After showing his new friend around the house, they take his dad’s motorcycle out for a joyride through the snowy countryside. The heat from the engine melts the snowman’s legs a little, so the boy helps him recover by letting him sit in the trunk freezer in the garage. All is good until the snowman spots a picture of the Arctic on a box of fish fingers, making him feel homesick. Then comes the film’s highlight as he takes the boy on a spectacular flight through the night sky to Lapland, where they join many other snowmen at Father Christmas’s holiday bash. The snowman whisks him home before the sun rises and they hug goodnight. When the boy rises the next day, he runs outside again to see his friend but is devastated to find that he has melted in the sun.

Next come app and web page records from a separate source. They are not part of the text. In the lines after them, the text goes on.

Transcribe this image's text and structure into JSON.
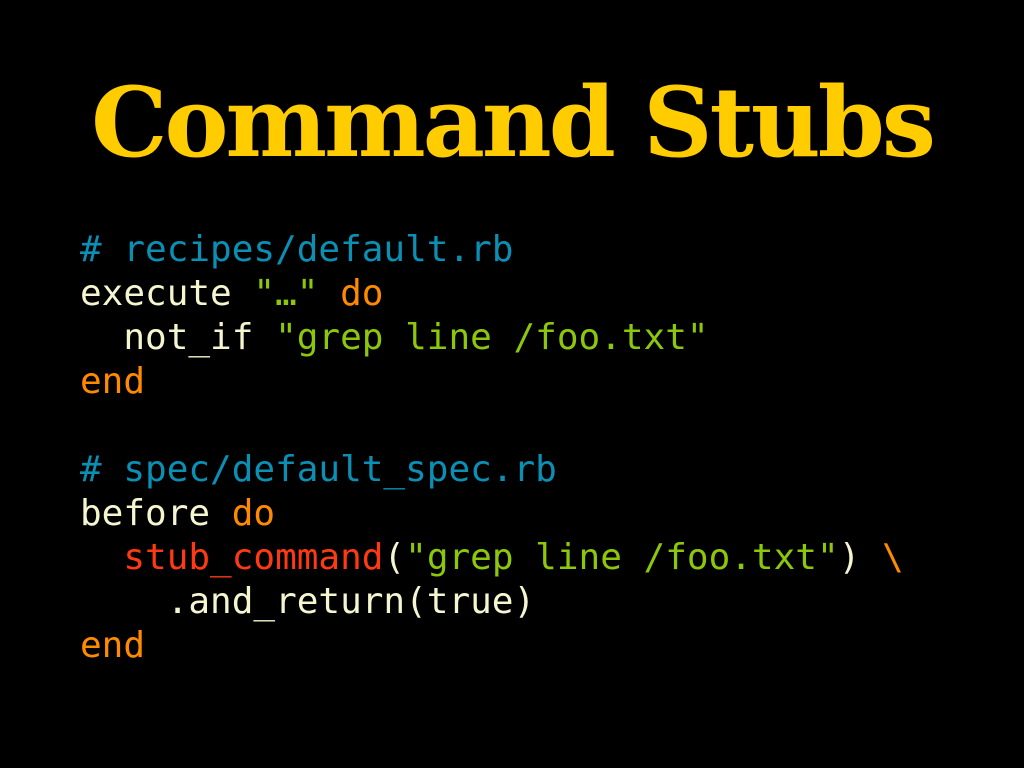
{
  "slide": {
    "title": "Command Stubs",
    "colors": {
      "title": "#ffcc00",
      "comment": "#0a8fb5",
      "plain": "#f5f5d0",
      "string": "#8cc70a",
      "keyword": "#ff8a00",
      "method": "#ff3a12",
      "background": "#000000"
    },
    "code_lines": [
      [
        {
          "type": "comment",
          "text": "# recipes/default.rb"
        }
      ],
      [
        {
          "type": "plain",
          "text": "execute "
        },
        {
          "type": "string",
          "text": "\"…\""
        },
        {
          "type": "plain",
          "text": " "
        },
        {
          "type": "keyword",
          "text": "do"
        }
      ],
      [
        {
          "type": "plain",
          "text": "  not_if "
        },
        {
          "type": "string",
          "text": "\"grep line /foo.txt\""
        }
      ],
      [
        {
          "type": "keyword",
          "text": "end"
        }
      ],
      [],
      [
        {
          "type": "comment",
          "text": "# spec/default_spec.rb"
        }
      ],
      [
        {
          "type": "plain",
          "text": "before "
        },
        {
          "type": "keyword",
          "text": "do"
        }
      ],
      [
        {
          "type": "plain",
          "text": "  "
        },
        {
          "type": "method",
          "text": "stub_command"
        },
        {
          "type": "plain",
          "text": "("
        },
        {
          "type": "string",
          "text": "\"grep line /foo.txt\""
        },
        {
          "type": "plain",
          "text": ") "
        },
        {
          "type": "keyword",
          "text": "\\"
        }
      ],
      [
        {
          "type": "plain",
          "text": "    .and_return(true)"
        }
      ],
      [
        {
          "type": "keyword",
          "text": "end"
        }
      ]
    ]
  }
}
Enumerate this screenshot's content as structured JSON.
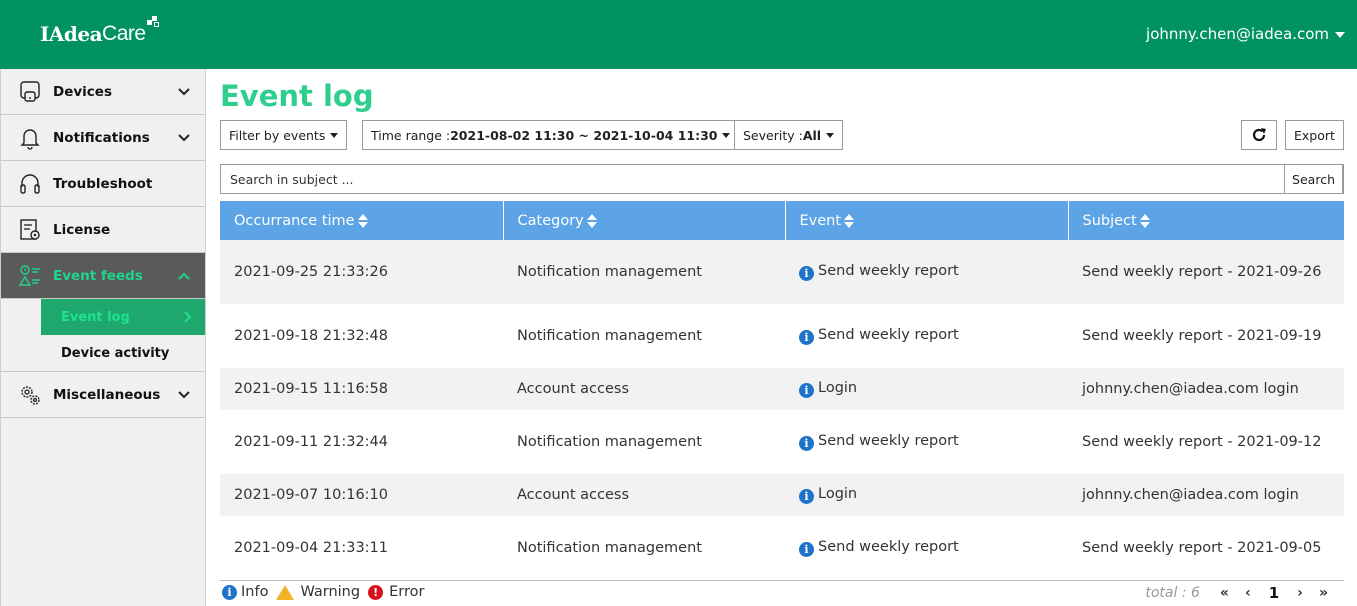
{
  "header": {
    "logo_text": "IAdea",
    "logo_suffix": "Care",
    "user_email": "johnny.chen@iadea.com"
  },
  "sidebar": {
    "items": [
      {
        "label": "Devices",
        "icon": "device-icon"
      },
      {
        "label": "Notifications",
        "icon": "bell-icon"
      },
      {
        "label": "Troubleshoot",
        "icon": "headset-icon"
      },
      {
        "label": "License",
        "icon": "license-icon"
      },
      {
        "label": "Event feeds",
        "icon": "event-feeds-icon"
      },
      {
        "label": "Miscellaneous",
        "icon": "gears-icon"
      }
    ],
    "sub_items": [
      {
        "label": "Event log"
      },
      {
        "label": "Device activity"
      }
    ]
  },
  "main": {
    "title": "Event log",
    "filter_label": "Filter by events",
    "time_range_label": "Time range : ",
    "time_range_value": "2021-08-02 11:30 ~ 2021-10-04 11:30",
    "severity_label": "Severity : ",
    "severity_value": "All",
    "export_label": "Export",
    "search_placeholder": "Search in subject ...",
    "search_button": "Search"
  },
  "table": {
    "headers": [
      "Occurrance time",
      "Category",
      "Event",
      "Subject"
    ],
    "rows": [
      {
        "time": "2021-09-25 21:33:26",
        "category": "Notification management",
        "event": "Send weekly report",
        "subject": "Send weekly report - 2021-09-26"
      },
      {
        "time": "2021-09-18 21:32:48",
        "category": "Notification management",
        "event": "Send weekly report",
        "subject": "Send weekly report - 2021-09-19"
      },
      {
        "time": "2021-09-15 11:16:58",
        "category": "Account access",
        "event": "Login",
        "subject": "johnny.chen@iadea.com login"
      },
      {
        "time": "2021-09-11 21:32:44",
        "category": "Notification management",
        "event": "Send weekly report",
        "subject": "Send weekly report - 2021-09-12"
      },
      {
        "time": "2021-09-07 10:16:10",
        "category": "Account access",
        "event": "Login",
        "subject": "johnny.chen@iadea.com login"
      },
      {
        "time": "2021-09-04 21:33:11",
        "category": "Notification management",
        "event": "Send weekly report",
        "subject": "Send weekly report - 2021-09-05"
      }
    ]
  },
  "footer": {
    "legend_info": "Info",
    "legend_warning": "Warning",
    "legend_error": "Error",
    "total_label": "total : 6",
    "first": "«",
    "prev": "‹",
    "page": "1",
    "next": "›",
    "last": "»"
  },
  "colors": {
    "brand_green": "#00935f",
    "title_green": "#2ecf8c",
    "table_header_blue": "#5ca4e6",
    "info_blue": "#1e73c8",
    "warning_yellow": "#f3b42a",
    "error_red": "#d3141d"
  }
}
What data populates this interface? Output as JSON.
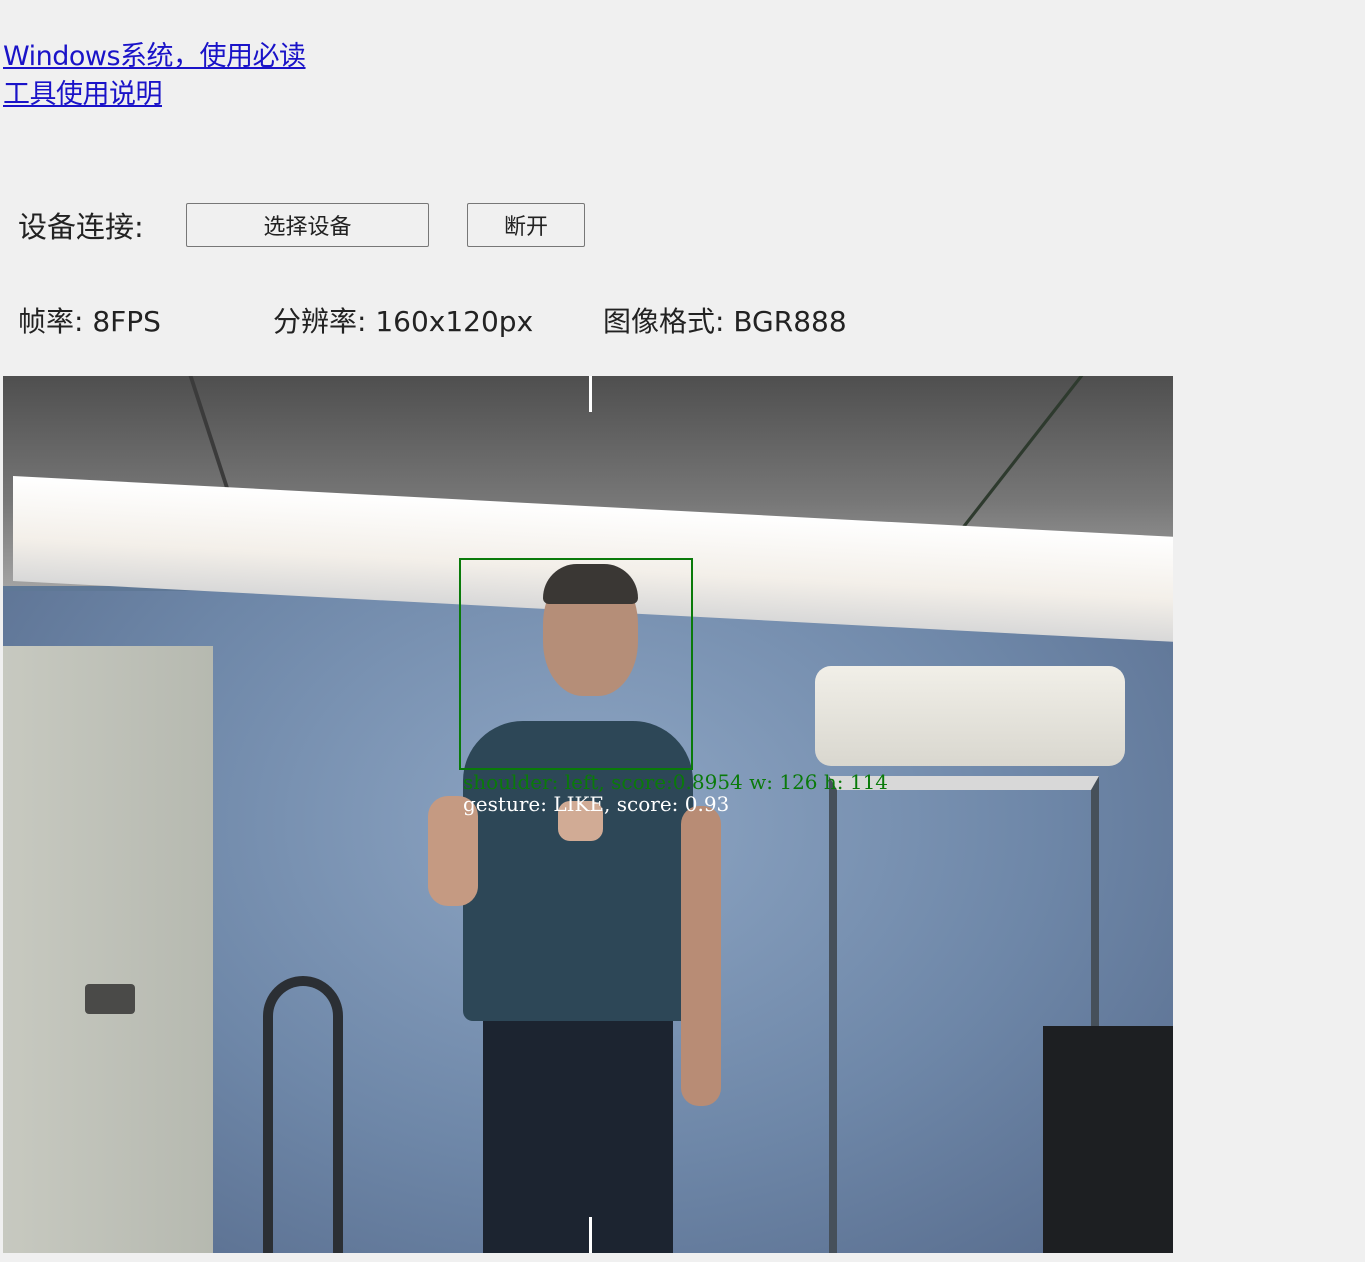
{
  "links": [
    {
      "label": "Windows系统，使用必读"
    },
    {
      "label": "工具使用说明"
    }
  ],
  "connection": {
    "label": "设备连接:",
    "select_button": "选择设备",
    "disconnect_button": "断开"
  },
  "info": {
    "fps": "帧率: 8FPS",
    "resolution": "分辨率: 160x120px",
    "format": "图像格式: BGR888"
  },
  "video": {
    "detection_line": "shoulder: left, score:0.8954 w: 126 h: 114",
    "gesture_line": "gesture: LIKE, score: 0.93"
  },
  "colors": {
    "link": "#1a13c8",
    "bbox": "#0a7a0a",
    "background": "#f0f0f0"
  }
}
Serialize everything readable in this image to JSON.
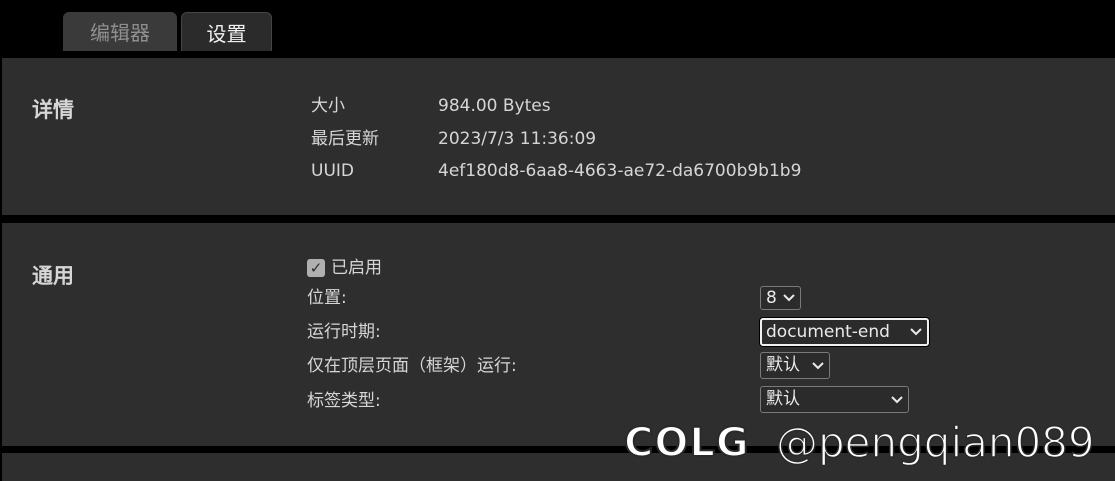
{
  "tabs": [
    {
      "label": "编辑器",
      "active": false
    },
    {
      "label": "设置",
      "active": true
    }
  ],
  "details": {
    "title": "详情",
    "rows": [
      {
        "key": "大小",
        "value": "984.00 Bytes"
      },
      {
        "key": "最后更新",
        "value": "2023/7/3 11:36:09"
      },
      {
        "key": "UUID",
        "value": "4ef180d8-6aa8-4663-ae72-da6700b9b1b9"
      }
    ]
  },
  "general": {
    "title": "通用",
    "enabled": {
      "label": "已启用",
      "checked": true
    },
    "options": [
      {
        "label": "位置:",
        "value": "8"
      },
      {
        "label": "运行时期:",
        "value": "document-end"
      },
      {
        "label": "仅在顶层页面（框架）运行:",
        "value": "默认"
      },
      {
        "label": "标签类型:",
        "value": "默认"
      }
    ]
  },
  "watermark": {
    "logo": "COLG",
    "handle": "@pengqian089"
  },
  "colors": {
    "background": "#000000",
    "panel": "#2e2e2e",
    "text": "#d6d6d6"
  }
}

Director Dianne Jackson and her animation team expanded on Raymond Brigg’s original tale, adding the cinematic motorcycle ride, the trip to Lapland, and a Christmas theme that also wasn’t in the book. The animation is so gorgeous that I get completely absorbed in it; every frame was painstakingly hand-drawn with pastels and crayons, which gives the film a wonderfully tactile homespun feel. Personally, I can do without the shenanigans in the house and Father Christmas, but what keeps me coming back each year are three things: The introduction, the flying sequence, and the heartbreaking ending.